[Records for the task]
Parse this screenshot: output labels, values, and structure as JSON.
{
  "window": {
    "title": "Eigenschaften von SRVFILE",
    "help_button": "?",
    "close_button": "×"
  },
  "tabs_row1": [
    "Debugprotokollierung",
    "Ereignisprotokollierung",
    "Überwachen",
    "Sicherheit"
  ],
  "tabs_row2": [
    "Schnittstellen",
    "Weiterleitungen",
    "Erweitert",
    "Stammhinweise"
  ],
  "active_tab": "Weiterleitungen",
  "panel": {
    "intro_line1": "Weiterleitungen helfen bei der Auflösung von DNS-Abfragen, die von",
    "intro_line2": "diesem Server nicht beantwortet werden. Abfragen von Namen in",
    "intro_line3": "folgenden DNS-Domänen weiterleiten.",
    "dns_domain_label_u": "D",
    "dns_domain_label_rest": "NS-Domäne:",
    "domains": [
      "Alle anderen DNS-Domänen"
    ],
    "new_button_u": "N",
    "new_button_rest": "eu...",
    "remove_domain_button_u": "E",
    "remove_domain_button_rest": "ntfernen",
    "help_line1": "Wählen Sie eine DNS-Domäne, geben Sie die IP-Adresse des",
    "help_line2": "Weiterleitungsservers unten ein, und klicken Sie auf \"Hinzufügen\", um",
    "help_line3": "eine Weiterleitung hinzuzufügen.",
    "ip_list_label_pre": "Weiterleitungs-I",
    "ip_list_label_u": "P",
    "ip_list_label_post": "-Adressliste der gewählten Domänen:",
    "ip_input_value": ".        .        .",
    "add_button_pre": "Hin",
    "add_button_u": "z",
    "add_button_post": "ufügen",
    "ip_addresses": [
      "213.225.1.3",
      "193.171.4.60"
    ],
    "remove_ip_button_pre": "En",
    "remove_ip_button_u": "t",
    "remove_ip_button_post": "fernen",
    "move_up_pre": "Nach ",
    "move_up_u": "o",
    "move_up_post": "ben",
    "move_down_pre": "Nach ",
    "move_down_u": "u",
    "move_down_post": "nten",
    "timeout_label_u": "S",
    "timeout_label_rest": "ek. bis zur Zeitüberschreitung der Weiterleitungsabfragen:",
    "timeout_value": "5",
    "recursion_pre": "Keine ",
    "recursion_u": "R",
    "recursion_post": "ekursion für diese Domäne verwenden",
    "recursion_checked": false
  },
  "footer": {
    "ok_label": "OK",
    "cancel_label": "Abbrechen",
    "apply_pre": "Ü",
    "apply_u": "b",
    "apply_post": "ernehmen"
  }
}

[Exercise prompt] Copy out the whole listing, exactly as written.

[Output below]
Parse this screenshot: output labels, values, and structure as JSON.
{
  "window": {
    "title": "Eigenschaften von SRVFILE",
    "help_button": "?",
    "close_button": "×"
  },
  "tabs_row1": [
    "Debugprotokollierung",
    "Ereignisprotokollierung",
    "Überwachen",
    "Sicherheit"
  ],
  "tabs_row2": [
    "Schnittstellen",
    "Weiterleitungen",
    "Erweitert",
    "Stammhinweise"
  ],
  "active_tab": "Weiterleitungen",
  "panel": {
    "intro_line1": "Weiterleitungen helfen bei der Auflösung von DNS-Abfragen, die von",
    "intro_line2": "diesem Server nicht beantwortet werden. Abfragen von Namen in",
    "intro_line3": "folgenden DNS-Domänen weiterleiten.",
    "dns_domain_label_u": "D",
    "dns_domain_label_rest": "NS-Domäne:",
    "domains": [
      "Alle anderen DNS-Domänen"
    ],
    "new_button_u": "N",
    "new_button_rest": "eu...",
    "remove_domain_button_u": "E",
    "remove_domain_button_rest": "ntfernen",
    "help_line1": "Wählen Sie eine DNS-Domäne, geben Sie die IP-Adresse des",
    "help_line2": "Weiterleitungsservers unten ein, und klicken Sie auf \"Hinzufügen\", um",
    "help_line3": "eine Weiterleitung hinzuzufügen.",
    "ip_list_label_pre": "Weiterleitungs-I",
    "ip_list_label_u": "P",
    "ip_list_label_post": "-Adressliste der gewählten Domänen:",
    "ip_input_value": ".        .        .",
    "add_button_pre": "Hin",
    "add_button_u": "z",
    "add_button_post": "ufügen",
    "ip_addresses": [
      "213.225.1.3",
      "193.171.4.60"
    ],
    "remove_ip_button_pre": "En",
    "remove_ip_button_u": "t",
    "remove_ip_button_post": "fernen",
    "move_up_pre": "Nach ",
    "move_up_u": "o",
    "move_up_post": "ben",
    "move_down_pre": "Nach ",
    "move_down_u": "u",
    "move_down_post": "nten",
    "timeout_label_u": "S",
    "timeout_label_rest": "ek. bis zur Zeitüberschreitung der Weiterleitungsabfragen:",
    "timeout_value": "5",
    "recursion_pre": "Keine ",
    "recursion_u": "R",
    "recursion_post": "ekursion für diese Domäne verwenden",
    "recursion_checked": false
  },
  "footer": {
    "ok_label": "OK",
    "cancel_label": "Abbrechen",
    "apply_pre": "Ü",
    "apply_u": "b",
    "apply_post": "ernehmen"
  }
}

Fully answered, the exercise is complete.